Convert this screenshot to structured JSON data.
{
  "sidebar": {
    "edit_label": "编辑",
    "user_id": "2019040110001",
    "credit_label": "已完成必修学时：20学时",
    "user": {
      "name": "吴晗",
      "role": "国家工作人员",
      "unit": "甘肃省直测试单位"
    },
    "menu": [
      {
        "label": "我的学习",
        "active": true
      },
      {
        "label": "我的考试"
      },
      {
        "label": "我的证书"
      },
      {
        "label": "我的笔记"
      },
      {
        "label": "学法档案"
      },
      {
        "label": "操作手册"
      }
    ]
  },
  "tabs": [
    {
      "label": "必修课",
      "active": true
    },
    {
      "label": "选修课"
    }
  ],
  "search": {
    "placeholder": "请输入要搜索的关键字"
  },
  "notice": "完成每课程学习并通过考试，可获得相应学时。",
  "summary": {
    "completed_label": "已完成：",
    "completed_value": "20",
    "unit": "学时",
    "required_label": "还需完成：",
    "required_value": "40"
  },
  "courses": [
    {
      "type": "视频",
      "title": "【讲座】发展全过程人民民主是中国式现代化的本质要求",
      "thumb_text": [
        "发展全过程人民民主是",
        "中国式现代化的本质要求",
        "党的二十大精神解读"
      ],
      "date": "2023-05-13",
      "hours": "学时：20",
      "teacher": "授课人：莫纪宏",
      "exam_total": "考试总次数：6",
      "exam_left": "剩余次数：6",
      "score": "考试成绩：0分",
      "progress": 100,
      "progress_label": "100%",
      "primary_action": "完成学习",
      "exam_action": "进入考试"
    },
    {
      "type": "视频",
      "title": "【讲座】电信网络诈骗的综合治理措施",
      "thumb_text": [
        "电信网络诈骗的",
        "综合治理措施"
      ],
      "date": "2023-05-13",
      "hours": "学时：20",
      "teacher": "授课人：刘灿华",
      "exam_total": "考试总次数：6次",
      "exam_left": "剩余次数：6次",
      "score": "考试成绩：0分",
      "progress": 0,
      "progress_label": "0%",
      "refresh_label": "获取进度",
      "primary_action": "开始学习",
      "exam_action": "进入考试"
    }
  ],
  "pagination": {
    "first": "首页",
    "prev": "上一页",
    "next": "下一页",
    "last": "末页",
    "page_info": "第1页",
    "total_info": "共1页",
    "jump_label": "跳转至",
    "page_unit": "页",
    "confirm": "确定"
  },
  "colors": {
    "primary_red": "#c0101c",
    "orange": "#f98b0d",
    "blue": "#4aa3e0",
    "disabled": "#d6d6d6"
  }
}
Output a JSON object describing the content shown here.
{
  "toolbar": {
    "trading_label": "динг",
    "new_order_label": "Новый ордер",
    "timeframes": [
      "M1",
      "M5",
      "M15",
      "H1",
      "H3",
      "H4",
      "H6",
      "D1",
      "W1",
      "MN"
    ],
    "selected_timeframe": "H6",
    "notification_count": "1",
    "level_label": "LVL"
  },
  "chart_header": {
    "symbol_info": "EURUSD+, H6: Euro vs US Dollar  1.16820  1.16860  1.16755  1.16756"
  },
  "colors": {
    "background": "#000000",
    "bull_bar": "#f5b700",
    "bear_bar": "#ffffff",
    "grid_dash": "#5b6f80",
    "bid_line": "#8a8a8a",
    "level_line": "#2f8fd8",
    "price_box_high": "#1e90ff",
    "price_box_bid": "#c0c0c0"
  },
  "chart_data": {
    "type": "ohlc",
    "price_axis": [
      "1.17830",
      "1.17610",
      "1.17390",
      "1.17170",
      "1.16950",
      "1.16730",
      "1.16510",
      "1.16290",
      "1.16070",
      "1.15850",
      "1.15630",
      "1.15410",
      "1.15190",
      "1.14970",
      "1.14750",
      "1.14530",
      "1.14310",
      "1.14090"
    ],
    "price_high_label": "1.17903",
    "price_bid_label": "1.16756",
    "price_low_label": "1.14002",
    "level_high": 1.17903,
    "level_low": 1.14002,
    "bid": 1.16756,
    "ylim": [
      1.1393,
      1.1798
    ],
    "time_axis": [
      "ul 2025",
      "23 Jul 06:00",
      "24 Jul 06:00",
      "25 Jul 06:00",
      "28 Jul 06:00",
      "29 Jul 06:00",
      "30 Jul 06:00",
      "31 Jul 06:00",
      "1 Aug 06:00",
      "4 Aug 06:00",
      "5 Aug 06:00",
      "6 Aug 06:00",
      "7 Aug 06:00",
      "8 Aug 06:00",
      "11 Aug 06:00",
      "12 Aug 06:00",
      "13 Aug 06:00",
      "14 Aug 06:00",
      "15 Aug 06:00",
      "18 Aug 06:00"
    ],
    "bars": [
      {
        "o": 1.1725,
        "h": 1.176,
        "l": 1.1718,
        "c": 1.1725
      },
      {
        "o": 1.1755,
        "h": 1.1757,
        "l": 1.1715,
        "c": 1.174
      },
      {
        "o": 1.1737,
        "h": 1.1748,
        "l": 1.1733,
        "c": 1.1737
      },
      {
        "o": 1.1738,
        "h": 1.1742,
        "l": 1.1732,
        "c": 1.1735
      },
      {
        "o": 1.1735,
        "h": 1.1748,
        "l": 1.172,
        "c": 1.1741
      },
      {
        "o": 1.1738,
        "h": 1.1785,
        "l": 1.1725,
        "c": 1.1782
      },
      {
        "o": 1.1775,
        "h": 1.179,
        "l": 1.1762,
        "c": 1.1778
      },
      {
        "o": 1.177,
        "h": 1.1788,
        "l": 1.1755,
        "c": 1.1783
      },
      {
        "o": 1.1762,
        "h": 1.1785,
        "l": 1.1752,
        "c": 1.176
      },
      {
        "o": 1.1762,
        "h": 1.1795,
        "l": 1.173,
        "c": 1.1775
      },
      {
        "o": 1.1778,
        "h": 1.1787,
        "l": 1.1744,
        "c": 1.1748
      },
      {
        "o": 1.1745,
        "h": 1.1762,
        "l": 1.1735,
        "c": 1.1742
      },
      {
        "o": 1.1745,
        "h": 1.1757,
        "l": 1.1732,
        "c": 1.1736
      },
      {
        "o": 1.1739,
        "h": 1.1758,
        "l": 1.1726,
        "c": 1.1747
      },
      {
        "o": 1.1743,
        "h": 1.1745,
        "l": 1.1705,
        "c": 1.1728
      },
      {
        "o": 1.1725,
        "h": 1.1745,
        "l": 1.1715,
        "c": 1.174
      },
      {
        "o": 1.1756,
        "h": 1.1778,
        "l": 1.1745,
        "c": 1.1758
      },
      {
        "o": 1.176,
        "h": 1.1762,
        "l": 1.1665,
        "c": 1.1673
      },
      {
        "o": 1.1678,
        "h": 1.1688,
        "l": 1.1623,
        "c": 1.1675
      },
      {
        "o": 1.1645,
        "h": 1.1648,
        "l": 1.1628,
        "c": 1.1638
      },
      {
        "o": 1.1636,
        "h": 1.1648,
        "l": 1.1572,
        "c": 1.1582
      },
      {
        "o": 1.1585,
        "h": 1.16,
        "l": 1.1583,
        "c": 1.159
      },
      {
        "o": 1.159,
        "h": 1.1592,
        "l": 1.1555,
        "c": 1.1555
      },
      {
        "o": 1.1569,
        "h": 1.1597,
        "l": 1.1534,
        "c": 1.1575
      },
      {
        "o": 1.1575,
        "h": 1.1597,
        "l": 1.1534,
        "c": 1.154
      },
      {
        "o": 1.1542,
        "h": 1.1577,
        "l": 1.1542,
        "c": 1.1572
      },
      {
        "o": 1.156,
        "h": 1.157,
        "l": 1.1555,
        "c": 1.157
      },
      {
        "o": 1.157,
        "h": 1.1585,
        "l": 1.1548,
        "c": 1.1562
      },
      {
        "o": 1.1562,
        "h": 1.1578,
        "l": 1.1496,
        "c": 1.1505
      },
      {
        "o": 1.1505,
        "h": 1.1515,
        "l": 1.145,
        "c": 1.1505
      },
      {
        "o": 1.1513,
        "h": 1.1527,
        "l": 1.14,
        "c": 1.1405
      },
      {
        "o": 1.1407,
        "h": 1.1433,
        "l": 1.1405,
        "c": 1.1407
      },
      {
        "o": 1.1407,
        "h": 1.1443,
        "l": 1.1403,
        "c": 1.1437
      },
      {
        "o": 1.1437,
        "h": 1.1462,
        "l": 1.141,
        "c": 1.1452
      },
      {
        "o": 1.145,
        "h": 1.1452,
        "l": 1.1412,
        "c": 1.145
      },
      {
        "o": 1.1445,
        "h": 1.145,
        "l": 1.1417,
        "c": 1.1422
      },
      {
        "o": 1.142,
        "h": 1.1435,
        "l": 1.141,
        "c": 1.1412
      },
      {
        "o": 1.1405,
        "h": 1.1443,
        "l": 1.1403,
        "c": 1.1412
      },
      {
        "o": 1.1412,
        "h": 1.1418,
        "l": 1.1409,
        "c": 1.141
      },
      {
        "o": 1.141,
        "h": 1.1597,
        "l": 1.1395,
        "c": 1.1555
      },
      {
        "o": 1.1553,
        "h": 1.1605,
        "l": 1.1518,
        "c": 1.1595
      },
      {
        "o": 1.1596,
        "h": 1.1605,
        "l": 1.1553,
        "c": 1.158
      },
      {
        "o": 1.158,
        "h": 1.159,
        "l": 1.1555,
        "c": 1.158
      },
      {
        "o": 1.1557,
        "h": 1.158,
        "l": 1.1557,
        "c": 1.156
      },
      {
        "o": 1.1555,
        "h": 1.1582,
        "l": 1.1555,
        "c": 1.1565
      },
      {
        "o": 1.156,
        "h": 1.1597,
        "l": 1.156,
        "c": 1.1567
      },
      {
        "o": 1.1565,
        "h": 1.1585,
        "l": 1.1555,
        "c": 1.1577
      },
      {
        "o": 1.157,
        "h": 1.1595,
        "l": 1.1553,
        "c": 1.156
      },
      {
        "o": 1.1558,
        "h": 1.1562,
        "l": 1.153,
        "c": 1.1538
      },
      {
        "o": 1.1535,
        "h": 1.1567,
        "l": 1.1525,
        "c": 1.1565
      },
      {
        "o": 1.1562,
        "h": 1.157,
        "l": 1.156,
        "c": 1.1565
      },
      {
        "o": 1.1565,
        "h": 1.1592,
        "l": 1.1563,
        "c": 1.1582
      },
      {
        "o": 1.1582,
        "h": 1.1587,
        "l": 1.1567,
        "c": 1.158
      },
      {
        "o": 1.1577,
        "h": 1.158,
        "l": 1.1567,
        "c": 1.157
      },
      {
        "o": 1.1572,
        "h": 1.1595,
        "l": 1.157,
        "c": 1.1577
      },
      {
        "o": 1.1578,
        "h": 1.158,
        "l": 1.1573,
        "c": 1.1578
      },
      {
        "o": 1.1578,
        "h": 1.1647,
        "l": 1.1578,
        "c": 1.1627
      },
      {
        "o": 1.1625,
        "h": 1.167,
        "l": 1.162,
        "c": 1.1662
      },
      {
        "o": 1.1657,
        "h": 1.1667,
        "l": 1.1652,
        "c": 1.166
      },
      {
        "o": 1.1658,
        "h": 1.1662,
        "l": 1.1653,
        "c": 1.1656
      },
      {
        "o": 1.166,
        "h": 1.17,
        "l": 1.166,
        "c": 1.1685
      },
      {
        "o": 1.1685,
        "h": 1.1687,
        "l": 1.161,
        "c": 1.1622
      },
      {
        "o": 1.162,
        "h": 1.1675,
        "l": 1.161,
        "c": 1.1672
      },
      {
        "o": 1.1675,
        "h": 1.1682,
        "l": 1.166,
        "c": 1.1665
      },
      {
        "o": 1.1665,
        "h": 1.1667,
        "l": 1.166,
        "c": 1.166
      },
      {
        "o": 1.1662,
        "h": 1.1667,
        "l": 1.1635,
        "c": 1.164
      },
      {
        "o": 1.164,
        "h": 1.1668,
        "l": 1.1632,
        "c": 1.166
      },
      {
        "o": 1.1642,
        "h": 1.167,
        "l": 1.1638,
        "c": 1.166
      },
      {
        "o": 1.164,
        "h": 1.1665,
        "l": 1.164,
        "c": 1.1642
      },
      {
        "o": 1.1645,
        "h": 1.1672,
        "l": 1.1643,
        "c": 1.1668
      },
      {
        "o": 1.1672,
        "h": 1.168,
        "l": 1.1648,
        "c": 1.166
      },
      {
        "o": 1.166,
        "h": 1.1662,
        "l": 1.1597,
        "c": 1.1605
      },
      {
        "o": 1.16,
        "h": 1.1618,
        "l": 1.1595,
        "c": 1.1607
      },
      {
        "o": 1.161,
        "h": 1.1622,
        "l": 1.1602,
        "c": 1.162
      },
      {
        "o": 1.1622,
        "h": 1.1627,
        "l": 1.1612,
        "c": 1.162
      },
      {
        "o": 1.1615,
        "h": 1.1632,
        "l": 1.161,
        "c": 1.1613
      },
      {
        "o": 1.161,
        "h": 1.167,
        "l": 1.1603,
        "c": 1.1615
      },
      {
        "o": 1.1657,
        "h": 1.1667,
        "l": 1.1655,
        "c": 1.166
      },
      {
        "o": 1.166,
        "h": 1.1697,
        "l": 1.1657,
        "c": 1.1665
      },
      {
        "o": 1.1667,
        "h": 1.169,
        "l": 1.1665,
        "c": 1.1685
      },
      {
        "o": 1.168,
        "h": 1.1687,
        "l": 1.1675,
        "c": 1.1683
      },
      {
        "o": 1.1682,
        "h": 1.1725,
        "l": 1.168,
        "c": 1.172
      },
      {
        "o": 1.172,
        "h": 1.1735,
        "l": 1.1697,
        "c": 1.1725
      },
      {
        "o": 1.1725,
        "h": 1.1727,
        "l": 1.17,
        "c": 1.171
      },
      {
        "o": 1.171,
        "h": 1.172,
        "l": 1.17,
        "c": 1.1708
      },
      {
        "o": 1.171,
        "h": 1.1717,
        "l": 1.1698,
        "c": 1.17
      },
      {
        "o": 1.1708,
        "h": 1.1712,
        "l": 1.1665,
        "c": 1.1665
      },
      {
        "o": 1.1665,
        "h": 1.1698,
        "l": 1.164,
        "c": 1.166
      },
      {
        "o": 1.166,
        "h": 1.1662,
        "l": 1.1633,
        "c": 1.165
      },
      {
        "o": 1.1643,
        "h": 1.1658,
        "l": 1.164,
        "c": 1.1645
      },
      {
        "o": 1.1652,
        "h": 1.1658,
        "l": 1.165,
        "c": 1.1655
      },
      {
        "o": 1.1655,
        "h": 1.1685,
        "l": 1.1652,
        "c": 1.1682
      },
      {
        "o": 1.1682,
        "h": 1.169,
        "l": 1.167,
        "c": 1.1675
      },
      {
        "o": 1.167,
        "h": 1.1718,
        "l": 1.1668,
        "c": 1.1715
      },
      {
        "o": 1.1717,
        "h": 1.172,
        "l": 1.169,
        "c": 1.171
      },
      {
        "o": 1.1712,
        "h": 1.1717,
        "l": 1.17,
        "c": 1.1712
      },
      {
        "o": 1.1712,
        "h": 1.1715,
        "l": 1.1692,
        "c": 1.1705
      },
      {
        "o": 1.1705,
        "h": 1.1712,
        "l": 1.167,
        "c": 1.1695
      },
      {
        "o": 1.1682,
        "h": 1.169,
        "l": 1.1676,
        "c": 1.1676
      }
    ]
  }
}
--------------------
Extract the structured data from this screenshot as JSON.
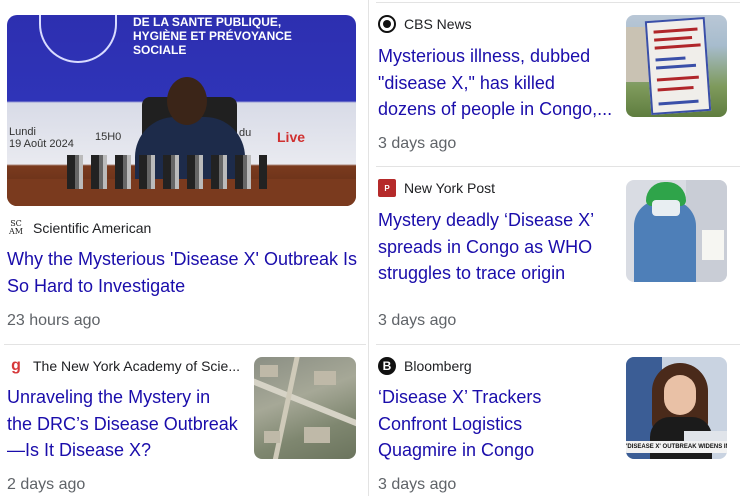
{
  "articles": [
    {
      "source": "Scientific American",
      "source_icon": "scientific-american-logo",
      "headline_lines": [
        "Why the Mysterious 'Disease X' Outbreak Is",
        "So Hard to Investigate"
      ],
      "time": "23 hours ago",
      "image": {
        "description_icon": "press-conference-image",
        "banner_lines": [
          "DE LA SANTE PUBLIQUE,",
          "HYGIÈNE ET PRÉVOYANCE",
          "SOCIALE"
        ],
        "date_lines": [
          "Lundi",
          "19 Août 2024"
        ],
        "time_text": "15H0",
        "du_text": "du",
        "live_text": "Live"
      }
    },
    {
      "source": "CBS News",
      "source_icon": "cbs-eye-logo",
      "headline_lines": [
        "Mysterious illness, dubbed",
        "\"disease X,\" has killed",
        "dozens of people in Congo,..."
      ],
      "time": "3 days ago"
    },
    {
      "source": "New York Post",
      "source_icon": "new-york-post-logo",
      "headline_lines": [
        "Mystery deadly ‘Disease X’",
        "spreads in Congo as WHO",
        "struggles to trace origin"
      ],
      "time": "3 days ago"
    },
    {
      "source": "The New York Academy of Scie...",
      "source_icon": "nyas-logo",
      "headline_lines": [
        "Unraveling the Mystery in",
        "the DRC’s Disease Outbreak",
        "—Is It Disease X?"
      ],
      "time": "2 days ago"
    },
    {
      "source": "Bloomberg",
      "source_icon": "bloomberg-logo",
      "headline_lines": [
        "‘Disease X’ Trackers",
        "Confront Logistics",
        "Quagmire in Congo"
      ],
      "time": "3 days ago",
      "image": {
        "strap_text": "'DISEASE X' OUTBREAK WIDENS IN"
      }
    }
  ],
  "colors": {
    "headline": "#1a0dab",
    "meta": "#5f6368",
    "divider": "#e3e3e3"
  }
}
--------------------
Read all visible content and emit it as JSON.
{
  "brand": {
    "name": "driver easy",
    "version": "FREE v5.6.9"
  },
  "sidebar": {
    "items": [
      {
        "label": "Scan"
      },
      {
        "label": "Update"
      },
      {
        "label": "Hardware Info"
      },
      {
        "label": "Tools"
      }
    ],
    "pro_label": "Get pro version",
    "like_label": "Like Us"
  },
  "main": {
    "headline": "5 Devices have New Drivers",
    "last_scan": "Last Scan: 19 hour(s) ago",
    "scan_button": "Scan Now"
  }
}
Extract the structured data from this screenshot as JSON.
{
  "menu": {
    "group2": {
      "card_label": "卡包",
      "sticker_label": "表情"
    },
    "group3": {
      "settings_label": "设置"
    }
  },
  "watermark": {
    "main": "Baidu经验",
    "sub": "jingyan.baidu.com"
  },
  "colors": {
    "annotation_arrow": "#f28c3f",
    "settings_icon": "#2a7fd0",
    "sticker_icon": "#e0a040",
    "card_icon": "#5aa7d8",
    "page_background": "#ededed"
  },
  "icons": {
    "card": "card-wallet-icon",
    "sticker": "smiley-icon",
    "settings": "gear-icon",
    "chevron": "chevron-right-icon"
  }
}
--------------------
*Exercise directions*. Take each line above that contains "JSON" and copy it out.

*Response area*.
Convert this screenshot to structured JSON data.
Output a JSON object describing the content shown here.
Extract the structured data from this screenshot as JSON.
Read all visible content and emit it as JSON.
Extract the structured data from this screenshot as JSON.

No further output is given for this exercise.